[App and web page records]
────────────────
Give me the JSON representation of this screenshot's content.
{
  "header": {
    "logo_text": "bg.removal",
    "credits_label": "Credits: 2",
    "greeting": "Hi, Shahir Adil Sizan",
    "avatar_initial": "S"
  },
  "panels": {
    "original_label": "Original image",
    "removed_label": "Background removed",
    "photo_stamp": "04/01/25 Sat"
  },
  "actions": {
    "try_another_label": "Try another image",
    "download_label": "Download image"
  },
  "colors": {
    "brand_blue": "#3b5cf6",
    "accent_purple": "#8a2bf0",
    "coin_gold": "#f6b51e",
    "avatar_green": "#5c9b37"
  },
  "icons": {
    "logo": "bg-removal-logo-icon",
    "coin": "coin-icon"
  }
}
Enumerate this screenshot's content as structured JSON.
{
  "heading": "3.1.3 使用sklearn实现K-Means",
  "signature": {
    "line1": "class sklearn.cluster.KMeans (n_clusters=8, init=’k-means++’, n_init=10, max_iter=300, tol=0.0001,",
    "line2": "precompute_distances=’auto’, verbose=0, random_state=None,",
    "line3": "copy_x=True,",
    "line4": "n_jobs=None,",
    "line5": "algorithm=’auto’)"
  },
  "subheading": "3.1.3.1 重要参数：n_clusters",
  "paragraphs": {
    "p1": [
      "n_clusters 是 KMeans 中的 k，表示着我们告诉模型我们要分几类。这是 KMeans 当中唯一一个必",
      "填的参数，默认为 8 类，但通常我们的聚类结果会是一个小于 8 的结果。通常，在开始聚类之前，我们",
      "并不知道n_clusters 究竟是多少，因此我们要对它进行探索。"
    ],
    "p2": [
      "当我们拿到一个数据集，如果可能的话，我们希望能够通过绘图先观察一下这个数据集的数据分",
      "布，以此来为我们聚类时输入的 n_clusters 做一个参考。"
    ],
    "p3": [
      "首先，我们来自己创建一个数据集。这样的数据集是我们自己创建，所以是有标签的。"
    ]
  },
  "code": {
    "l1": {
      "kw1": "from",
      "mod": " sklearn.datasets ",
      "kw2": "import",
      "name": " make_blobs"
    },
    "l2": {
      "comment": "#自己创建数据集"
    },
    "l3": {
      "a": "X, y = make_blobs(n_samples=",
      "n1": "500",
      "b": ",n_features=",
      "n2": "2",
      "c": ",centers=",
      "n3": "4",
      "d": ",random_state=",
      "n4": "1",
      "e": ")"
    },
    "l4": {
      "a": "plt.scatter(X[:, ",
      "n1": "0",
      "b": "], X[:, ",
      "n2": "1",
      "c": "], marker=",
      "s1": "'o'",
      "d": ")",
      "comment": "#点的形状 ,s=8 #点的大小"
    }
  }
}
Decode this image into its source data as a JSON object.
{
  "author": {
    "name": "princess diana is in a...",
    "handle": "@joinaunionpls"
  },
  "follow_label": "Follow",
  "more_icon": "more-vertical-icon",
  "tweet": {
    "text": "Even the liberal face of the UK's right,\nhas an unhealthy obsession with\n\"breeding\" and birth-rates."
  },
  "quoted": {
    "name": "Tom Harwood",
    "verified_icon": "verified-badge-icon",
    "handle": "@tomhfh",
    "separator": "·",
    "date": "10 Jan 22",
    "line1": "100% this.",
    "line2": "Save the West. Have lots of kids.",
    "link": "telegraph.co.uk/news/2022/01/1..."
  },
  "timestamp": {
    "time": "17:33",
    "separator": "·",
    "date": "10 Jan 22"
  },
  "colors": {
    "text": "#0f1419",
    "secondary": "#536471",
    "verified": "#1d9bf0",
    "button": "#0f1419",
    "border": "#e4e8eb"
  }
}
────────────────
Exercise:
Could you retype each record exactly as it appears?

Task output:
Give me the JSON representation of this screenshot's content.
{
  "header": {
    "logo_text": "bg.removal",
    "credits_label": "Credits: 2",
    "greeting": "Hi, Shahir Adil Sizan",
    "avatar_initial": "S"
  },
  "panels": {
    "original_label": "Original image",
    "removed_label": "Background removed",
    "photo_stamp": "04/01/25 Sat"
  },
  "actions": {
    "try_another_label": "Try another image",
    "download_label": "Download image"
  },
  "colors": {
    "brand_blue": "#3b5cf6",
    "accent_purple": "#8a2bf0",
    "coin_gold": "#f6b51e",
    "avatar_green": "#5c9b37"
  },
  "icons": {
    "logo": "bg-removal-logo-icon",
    "coin": "coin-icon"
  }
}
Enumerate this screenshot's content as structured JSON.
{
  "heading": "3.1.3 使用sklearn实现K-Means",
  "signature": {
    "line1": "class sklearn.cluster.KMeans (n_clusters=8, init=’k-means++’, n_init=10, max_iter=300, tol=0.0001,",
    "line2": "precompute_distances=’auto’, verbose=0, random_state=None,",
    "line3": "copy_x=True,",
    "line4": "n_jobs=None,",
    "line5": "algorithm=’auto’)"
  },
  "subheading": "3.1.3.1 重要参数：n_clusters",
  "paragraphs": {
    "p1": [
      "n_clusters 是 KMeans 中的 k，表示着我们告诉模型我们要分几类。这是 KMeans 当中唯一一个必",
      "填的参数，默认为 8 类，但通常我们的聚类结果会是一个小于 8 的结果。通常，在开始聚类之前，我们",
      "并不知道n_clusters 究竟是多少，因此我们要对它进行探索。"
    ],
    "p2": [
      "当我们拿到一个数据集，如果可能的话，我们希望能够通过绘图先观察一下这个数据集的数据分",
      "布，以此来为我们聚类时输入的 n_clusters 做一个参考。"
    ],
    "p3": [
      "首先，我们来自己创建一个数据集。这样的数据集是我们自己创建，所以是有标签的。"
    ]
  },
  "code": {
    "l1": {
      "kw1": "from",
      "mod": " sklearn.datasets ",
      "kw2": "import",
      "name": " make_blobs"
    },
    "l2": {
      "comment": "#自己创建数据集"
    },
    "l3": {
      "a": "X, y = make_blobs(n_samples=",
      "n1": "500",
      "b": ",n_features=",
      "n2": "2",
      "c": ",centers=",
      "n3": "4",
      "d": ",random_state=",
      "n4": "1",
      "e": ")"
    },
    "l4": {
      "a": "plt.scatter(X[:, ",
      "n1": "0",
      "b": "], X[:, ",
      "n2": "1",
      "c": "], marker=",
      "s1": "'o'",
      "d": ")",
      "comment": "#点的形状 ,s=8 #点的大小"
    }
  }
}
Decode this image into its source data as a JSON object.
{
  "author": {
    "name": "princess diana is in a...",
    "handle": "@joinaunionpls"
  },
  "follow_label": "Follow",
  "more_icon": "more-vertical-icon",
  "tweet": {
    "text": "Even the liberal face of the UK's right,\nhas an unhealthy obsession with\n\"breeding\" and birth-rates."
  },
  "quoted": {
    "name": "Tom Harwood",
    "verified_icon": "verified-badge-icon",
    "handle": "@tomhfh",
    "separator": "·",
    "date": "10 Jan 22",
    "line1": "100% this.",
    "line2": "Save the West. Have lots of kids.",
    "link": "telegraph.co.uk/news/2022/01/1..."
  },
  "timestamp": {
    "time": "17:33",
    "separator": "·",
    "date": "10 Jan 22"
  },
  "colors": {
    "text": "#0f1419",
    "secondary": "#536471",
    "verified": "#1d9bf0",
    "button": "#0f1419",
    "border": "#e4e8eb"
  }
}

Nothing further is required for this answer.